## Work instruction
Spot each line in the records below where the word "this" occurs, then copy it.

━━━

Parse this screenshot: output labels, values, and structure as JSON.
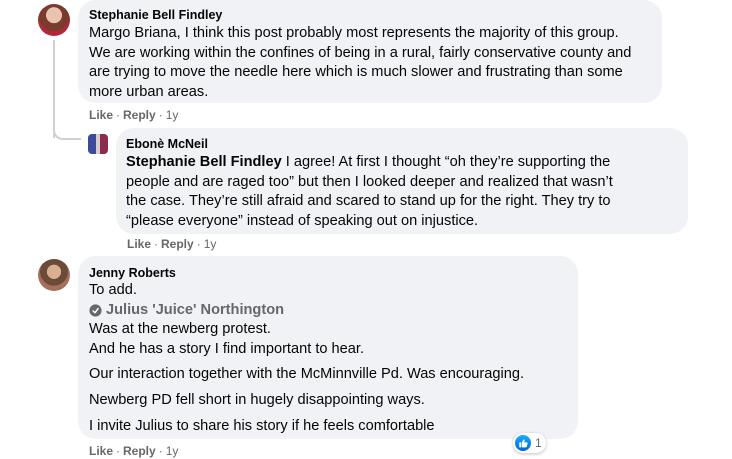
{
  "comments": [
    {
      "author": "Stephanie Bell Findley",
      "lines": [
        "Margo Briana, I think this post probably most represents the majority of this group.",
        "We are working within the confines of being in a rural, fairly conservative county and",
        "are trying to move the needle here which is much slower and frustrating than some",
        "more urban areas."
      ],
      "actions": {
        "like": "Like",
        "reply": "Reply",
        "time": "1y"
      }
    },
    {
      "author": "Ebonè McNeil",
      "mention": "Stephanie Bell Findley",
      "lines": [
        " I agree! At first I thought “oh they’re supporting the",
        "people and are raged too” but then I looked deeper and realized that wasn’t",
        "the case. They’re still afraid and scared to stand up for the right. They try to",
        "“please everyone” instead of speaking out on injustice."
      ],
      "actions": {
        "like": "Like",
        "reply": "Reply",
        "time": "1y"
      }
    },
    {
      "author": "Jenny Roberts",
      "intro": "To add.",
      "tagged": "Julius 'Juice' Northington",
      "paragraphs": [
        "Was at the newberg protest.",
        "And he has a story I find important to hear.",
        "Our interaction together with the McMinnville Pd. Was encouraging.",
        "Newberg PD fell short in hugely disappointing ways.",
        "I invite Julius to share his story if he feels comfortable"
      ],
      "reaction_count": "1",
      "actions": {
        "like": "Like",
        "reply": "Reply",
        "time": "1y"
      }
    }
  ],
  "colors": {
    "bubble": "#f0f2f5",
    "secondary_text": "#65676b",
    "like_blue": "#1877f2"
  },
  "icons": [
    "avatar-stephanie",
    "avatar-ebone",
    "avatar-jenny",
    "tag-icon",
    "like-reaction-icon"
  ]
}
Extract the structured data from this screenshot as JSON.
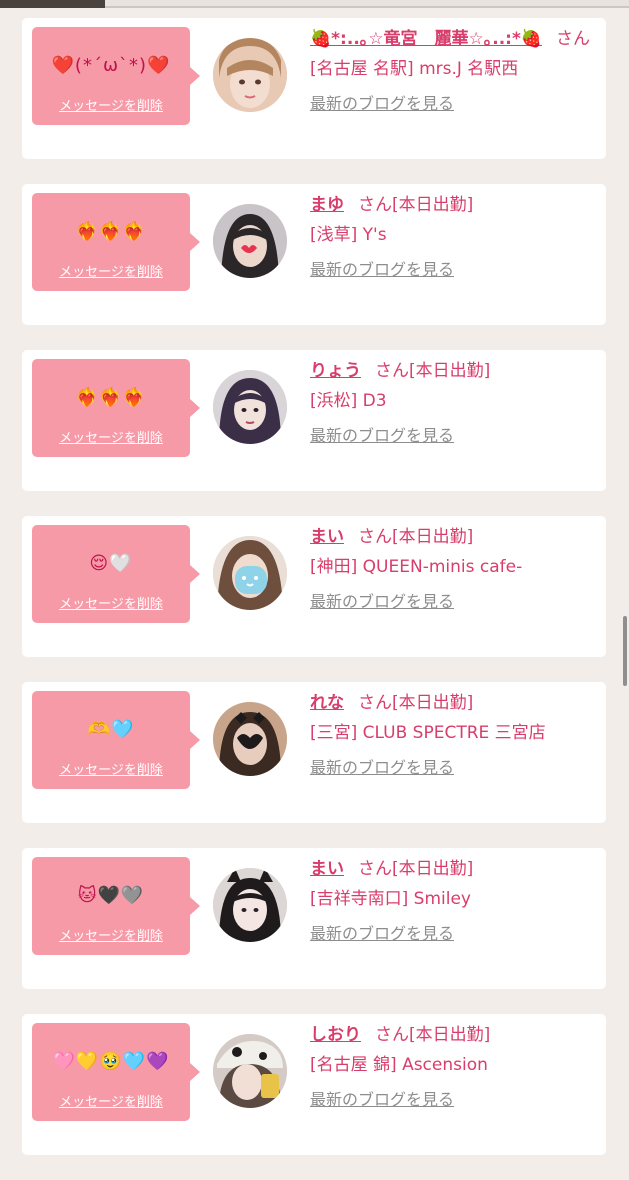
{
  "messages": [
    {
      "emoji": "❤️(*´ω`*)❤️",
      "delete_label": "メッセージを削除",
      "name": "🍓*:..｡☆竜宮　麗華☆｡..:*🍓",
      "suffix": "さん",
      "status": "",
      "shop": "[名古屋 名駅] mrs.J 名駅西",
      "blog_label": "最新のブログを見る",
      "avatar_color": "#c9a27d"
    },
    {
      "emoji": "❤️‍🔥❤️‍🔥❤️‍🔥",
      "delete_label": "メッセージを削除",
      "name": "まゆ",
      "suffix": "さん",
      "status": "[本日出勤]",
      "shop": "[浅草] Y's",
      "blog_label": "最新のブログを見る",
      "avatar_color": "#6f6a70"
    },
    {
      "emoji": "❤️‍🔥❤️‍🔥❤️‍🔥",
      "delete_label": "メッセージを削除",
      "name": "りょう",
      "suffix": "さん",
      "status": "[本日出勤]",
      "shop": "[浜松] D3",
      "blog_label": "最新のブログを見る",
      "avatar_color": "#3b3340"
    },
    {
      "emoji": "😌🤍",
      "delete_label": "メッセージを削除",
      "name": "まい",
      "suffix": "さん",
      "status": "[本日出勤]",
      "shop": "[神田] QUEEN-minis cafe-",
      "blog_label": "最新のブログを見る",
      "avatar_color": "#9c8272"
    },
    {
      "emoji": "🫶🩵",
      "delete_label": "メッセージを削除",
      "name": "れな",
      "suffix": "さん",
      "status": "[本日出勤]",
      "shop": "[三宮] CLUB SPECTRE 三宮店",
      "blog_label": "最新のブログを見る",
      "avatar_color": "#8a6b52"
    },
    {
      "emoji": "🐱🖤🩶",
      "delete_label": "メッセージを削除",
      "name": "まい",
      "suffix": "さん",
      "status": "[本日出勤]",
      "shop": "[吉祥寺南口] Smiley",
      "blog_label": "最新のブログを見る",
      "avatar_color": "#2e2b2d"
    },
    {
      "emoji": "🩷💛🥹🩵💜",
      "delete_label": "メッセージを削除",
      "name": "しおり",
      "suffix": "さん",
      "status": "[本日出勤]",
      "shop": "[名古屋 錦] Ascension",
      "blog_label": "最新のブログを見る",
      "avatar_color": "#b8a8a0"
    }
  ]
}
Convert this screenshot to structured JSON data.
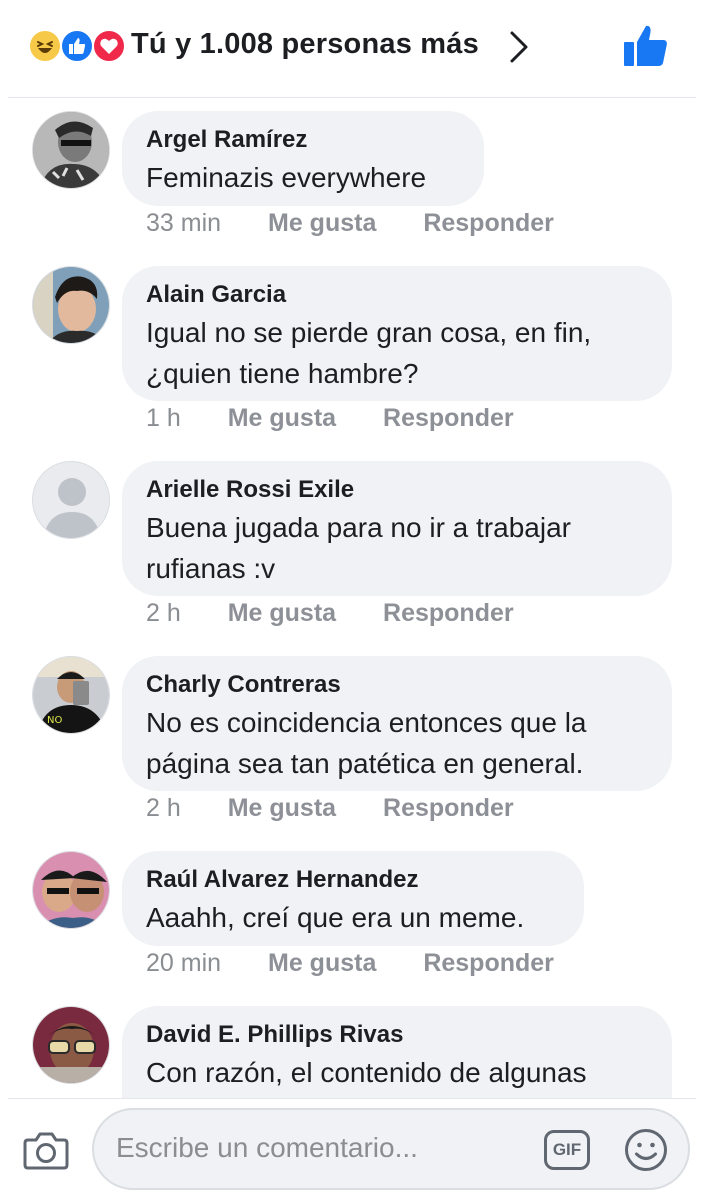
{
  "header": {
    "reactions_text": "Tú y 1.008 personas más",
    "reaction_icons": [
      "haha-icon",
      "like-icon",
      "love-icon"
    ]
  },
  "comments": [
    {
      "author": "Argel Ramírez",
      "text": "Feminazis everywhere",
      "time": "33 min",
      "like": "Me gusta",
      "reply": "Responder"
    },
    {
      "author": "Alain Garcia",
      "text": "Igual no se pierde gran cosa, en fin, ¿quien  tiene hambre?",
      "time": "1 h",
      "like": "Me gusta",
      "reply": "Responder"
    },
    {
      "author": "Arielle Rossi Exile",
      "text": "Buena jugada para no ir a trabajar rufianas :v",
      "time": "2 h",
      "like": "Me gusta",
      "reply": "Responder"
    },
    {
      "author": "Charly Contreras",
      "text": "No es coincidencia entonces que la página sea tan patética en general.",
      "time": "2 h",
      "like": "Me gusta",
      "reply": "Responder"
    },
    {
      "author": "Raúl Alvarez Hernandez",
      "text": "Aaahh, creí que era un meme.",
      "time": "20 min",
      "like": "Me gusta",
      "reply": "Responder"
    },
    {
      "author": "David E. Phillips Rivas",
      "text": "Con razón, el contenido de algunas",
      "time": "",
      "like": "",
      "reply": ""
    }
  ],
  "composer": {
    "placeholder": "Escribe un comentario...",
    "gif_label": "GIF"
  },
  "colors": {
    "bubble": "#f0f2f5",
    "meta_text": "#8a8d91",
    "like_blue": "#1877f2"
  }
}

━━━

## Your response
Parse this screenshot: output labels, values, and structure as JSON.
        "Margo Briana, I think this post probably most represents the majority of this group.",
Extract the structured data from this screenshot as JSON.
Convert this screenshot to structured JSON data.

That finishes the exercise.